Cohen: Well, a lot of people were brought out of dire straits by the New Deal. There still was plenty of inequality. And I would remind us that there was tremendous racial inequality in terms of access so that even an agency like the Civilian Conservation Corps, which is one of the earliest New Deal programs. It began in the north with integrated camps. But before too long, they were segregated.
So we have to remind ourselves that, although there was progress made, there were compromises that Roosevelt made in order to get many of these programs through. But what was so important about the New Deal is that it introduced into people’s lives the possibilities of what a federal government could do.

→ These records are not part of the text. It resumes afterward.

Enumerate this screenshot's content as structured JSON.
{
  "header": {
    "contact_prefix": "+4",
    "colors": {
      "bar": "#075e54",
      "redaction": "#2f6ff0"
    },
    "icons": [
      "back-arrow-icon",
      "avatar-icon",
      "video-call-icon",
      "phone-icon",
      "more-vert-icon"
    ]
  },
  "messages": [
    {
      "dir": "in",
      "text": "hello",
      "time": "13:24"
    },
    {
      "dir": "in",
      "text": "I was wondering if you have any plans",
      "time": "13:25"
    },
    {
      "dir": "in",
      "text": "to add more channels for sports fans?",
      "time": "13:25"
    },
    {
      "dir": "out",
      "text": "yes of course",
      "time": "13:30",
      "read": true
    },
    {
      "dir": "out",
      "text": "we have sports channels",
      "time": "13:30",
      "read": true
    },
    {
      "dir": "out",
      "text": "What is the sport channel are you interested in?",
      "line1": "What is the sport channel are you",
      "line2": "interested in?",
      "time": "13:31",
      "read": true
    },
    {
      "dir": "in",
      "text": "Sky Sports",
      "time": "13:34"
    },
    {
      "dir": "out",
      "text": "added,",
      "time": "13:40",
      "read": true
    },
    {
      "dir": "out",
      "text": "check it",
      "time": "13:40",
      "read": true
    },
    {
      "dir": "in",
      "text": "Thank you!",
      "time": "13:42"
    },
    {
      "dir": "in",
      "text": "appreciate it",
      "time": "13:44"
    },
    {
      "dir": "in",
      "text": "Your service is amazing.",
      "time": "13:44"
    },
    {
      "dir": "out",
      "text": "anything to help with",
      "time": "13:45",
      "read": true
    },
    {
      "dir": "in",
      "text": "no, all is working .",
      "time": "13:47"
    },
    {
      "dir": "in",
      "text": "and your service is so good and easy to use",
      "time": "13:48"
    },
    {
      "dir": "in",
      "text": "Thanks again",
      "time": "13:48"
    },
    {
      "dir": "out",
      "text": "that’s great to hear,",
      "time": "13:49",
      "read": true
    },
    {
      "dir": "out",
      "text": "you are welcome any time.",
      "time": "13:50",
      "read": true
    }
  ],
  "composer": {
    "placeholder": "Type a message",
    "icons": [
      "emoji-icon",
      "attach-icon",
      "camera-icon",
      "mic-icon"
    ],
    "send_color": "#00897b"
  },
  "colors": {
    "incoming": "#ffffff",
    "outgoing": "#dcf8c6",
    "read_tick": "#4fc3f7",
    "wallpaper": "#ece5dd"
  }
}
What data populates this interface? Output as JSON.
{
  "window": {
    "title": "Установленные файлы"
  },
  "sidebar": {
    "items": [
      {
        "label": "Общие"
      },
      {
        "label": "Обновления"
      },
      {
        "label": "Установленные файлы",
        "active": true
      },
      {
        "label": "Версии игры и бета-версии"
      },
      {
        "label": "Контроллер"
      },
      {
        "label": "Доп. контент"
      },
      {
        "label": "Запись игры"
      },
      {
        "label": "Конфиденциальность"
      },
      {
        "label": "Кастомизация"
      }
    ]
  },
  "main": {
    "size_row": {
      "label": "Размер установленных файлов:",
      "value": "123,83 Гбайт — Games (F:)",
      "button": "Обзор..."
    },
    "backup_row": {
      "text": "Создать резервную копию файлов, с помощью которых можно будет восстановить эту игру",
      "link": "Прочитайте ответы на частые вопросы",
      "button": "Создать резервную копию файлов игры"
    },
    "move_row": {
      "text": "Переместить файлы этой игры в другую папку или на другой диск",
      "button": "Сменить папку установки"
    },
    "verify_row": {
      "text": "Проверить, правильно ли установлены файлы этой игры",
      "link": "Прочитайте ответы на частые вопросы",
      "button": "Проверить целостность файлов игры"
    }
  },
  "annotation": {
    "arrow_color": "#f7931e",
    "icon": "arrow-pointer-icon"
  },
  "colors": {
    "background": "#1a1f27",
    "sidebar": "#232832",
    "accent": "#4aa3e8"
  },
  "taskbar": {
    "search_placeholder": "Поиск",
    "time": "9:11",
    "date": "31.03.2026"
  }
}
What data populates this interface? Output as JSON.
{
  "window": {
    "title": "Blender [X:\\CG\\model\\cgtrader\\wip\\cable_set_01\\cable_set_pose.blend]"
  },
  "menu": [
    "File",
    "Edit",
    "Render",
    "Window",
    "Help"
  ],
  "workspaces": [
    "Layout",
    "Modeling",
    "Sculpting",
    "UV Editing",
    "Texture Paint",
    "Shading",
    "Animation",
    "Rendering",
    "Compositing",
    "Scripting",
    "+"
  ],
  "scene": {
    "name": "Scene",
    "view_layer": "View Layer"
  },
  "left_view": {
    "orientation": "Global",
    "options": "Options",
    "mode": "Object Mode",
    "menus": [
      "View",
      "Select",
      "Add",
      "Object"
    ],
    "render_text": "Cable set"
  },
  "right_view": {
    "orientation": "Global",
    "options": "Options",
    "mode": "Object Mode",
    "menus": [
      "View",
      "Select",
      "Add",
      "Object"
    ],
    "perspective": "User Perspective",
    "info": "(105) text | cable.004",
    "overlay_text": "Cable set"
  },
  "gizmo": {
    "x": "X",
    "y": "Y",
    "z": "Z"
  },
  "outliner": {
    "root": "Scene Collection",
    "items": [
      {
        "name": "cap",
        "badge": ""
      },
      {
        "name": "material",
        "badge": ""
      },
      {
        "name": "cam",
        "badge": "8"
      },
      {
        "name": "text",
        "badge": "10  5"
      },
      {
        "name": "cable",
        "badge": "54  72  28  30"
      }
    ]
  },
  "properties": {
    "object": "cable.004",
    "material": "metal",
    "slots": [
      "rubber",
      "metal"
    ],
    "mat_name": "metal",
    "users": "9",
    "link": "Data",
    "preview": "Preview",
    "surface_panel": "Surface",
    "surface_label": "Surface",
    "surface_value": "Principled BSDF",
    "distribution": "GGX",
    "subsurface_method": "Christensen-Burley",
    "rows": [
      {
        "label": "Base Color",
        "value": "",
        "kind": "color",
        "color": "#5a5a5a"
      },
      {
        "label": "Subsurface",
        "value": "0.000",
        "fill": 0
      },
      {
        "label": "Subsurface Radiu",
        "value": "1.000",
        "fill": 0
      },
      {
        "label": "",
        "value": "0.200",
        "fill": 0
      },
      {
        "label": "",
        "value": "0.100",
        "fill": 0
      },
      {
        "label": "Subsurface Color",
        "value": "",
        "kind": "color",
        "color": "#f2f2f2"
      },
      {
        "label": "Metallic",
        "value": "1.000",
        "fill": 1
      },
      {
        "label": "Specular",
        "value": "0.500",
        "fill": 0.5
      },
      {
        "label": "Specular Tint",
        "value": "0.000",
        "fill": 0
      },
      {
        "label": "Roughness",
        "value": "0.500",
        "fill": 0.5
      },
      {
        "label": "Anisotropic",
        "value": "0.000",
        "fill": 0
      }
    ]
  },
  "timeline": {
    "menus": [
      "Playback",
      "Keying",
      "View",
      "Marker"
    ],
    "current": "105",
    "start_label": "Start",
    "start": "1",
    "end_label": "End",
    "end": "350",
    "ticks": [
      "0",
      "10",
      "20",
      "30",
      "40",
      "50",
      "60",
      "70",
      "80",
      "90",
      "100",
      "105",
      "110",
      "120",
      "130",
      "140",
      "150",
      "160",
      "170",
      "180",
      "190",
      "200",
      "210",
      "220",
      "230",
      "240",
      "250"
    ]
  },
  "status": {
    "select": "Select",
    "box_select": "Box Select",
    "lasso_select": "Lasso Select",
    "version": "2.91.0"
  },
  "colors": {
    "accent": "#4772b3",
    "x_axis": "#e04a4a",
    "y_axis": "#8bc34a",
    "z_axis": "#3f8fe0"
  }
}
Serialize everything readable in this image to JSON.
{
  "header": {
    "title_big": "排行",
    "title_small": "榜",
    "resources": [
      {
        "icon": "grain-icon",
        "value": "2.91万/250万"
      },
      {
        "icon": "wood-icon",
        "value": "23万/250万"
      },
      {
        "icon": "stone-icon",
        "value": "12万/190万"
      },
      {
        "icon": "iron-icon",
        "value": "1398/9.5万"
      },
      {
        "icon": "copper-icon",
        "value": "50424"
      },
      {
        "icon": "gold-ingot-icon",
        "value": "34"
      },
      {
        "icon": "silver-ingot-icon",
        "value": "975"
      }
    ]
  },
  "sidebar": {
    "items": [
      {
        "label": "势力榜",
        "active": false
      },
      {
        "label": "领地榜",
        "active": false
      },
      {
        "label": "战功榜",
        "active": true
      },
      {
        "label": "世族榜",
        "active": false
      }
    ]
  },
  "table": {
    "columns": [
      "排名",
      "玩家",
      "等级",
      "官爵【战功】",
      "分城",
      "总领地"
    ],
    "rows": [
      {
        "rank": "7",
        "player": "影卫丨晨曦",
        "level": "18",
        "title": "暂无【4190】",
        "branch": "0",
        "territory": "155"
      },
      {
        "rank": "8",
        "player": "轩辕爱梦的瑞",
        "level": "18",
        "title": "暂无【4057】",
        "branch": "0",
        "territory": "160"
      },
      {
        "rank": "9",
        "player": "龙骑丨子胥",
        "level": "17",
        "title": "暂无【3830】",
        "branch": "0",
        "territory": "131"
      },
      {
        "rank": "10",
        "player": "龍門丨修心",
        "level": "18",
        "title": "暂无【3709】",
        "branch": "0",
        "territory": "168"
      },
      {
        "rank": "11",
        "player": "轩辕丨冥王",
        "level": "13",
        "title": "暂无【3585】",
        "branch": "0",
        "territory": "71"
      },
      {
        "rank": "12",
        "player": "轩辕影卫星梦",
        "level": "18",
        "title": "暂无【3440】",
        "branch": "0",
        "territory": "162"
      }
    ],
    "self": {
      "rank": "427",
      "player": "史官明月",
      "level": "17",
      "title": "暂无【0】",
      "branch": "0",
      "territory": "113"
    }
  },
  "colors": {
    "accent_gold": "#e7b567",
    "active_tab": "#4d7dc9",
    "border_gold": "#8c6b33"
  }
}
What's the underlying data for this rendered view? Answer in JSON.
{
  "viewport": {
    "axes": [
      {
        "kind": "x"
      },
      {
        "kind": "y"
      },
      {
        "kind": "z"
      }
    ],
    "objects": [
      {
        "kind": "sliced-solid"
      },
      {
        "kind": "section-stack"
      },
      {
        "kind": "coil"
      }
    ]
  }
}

Wells: That’s interesting, especially now, because it feels like we’re in a time where the federal government is sort of abdicating its power in a way and throwing things back to states in terms of the coronavirus response. When we talk about the New Deal, I’m curious about what were the political circumstances that led to people being up for big reforms. A lot of people say we’re so gridlocked now and we have such deep divisions that there’s just no way that big reforms could happen. Was the government significantly more functional during that time?
Cohen: Well, that’s an important point. I think, first of all, remember that this is taking place over a long period of time. Roosevelt was president for 12 years. It is very gradual. And some of those things worked and some of them didn’t. And when they didn’t work, they threw them out and tried something else. So we shouldn’t assume that there was a blueprint that they put into action. They experimented. And that’s probably one of the most important lessons to take from the New Deal, that there was not sort of some ideological commitment, but rather a willingness to be improvisational.
Wells: Does that mean that Roosevelt was a capable and personal leader who knew how to connect? He had a way to build consensus. Are those things required for this kind of experimentation and reform to take place? And do we have them now?
Cohen: Well, Franklin Roosevelt was truly an amazing leader, I think. He had had no adversity himself, which I think bred compassion in him. But he was very personable. He was very clever, very articulate. And he was willing to compromise. You know, it’s hard to swallow some of the compromises that he made.
Wells: Right, some of the compromises increased or solidified a lot of racial injustice, right?
Cohen: Yes, exactly. You know, so that agricultural domestic workers were left out of Social Security and out of the Fair Labor Standards Act. There was a lot of popular support for anti-lynching legislation. He felt he couldn’t go there and still hold on to the support of southern Democrats, which he knew he needed for what he felt was the broader good.